Not as crowded with tourists as the temple in Tokyo or that tower in Pisa, the mostly red and white tombs in the East of Delhi were worth the exploration to find. Everybody was taking selfies in front, the Indian girls tilting their heads and posing. We copied them.
Back at the station we found an ATM which had cash – this demonetisation of the 500 and 1000 rupee notes has made India into the scene of a post-apocalyptic movie. Queues at every ATM form as soon as one has cash, most are closed or “out of service”. A young man stopped when saw Daniel through the clear glass walls and watched intently to see the cash coming out, before politely waiting at the door for his turn to access the precious commodity. I felt like it was water on Arrakis. I’ve harshly bargained auto rickshaw prices, not because I like to bargain (I hate the process) but because I don’t want to spend what we might need for an emergency, or food. Every ten rupees is ten more that we could use. There was a limit of only 2500 rupees per day. We managed to withdraw 4000, two crisp new purple 2000 rupee notes.

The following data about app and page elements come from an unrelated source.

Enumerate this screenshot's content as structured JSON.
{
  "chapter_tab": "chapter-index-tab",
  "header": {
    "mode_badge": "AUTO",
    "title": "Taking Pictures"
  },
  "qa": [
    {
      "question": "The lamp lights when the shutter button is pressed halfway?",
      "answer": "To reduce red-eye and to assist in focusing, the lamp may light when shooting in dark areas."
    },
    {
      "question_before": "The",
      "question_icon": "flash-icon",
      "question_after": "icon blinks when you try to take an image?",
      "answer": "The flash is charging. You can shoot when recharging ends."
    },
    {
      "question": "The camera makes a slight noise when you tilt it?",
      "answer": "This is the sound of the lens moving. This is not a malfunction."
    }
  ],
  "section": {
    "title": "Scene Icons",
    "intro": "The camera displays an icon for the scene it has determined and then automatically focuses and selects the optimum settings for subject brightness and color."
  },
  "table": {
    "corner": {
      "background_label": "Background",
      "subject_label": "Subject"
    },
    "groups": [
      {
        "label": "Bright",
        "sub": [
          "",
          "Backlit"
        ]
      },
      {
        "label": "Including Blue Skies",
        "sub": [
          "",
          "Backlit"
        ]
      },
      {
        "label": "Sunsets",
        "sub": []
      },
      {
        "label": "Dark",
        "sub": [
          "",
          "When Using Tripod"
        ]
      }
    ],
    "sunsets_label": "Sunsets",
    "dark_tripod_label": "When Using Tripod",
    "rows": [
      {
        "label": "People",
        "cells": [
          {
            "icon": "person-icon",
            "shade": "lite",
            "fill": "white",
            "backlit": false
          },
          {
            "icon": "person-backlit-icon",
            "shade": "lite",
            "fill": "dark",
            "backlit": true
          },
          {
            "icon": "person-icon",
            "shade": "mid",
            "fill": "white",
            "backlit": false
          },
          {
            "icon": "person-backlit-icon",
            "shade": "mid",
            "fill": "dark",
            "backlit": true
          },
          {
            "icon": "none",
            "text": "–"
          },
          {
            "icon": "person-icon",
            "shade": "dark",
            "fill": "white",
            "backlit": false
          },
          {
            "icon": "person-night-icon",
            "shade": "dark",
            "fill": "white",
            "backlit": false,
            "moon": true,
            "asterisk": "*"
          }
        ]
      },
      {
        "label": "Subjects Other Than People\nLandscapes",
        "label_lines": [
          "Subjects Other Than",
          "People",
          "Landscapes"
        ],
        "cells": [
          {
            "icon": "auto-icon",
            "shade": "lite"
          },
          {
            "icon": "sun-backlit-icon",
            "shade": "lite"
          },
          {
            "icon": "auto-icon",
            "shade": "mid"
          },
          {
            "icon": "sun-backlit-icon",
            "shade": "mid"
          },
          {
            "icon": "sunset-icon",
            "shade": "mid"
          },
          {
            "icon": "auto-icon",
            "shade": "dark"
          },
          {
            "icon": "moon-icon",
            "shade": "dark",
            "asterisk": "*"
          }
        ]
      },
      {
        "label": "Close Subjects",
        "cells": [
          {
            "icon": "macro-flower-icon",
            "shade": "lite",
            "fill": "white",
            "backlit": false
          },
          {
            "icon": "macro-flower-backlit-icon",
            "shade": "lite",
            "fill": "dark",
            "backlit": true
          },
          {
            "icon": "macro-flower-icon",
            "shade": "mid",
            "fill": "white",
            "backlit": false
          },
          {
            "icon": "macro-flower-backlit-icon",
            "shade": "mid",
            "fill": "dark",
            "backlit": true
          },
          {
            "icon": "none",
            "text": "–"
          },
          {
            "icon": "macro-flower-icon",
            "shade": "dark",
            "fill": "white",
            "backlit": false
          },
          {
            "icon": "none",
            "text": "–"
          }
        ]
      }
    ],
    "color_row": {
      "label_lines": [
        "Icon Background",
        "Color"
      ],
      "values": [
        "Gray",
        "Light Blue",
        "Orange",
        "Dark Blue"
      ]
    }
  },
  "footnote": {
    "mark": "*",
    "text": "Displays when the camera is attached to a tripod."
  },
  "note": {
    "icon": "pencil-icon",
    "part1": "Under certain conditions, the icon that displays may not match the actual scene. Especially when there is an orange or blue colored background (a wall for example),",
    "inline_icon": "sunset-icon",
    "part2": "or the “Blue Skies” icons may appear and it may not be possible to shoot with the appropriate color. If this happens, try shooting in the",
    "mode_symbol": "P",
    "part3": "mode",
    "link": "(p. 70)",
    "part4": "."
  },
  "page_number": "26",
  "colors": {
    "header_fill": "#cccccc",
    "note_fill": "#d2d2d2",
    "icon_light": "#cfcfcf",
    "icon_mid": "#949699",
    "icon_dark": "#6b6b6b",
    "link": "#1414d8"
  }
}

I would have withdrawn money from my Mastercard if I hadn’t been so clever as to change all my PINs a few weeks ago, and promptly forgot what the new PIN was.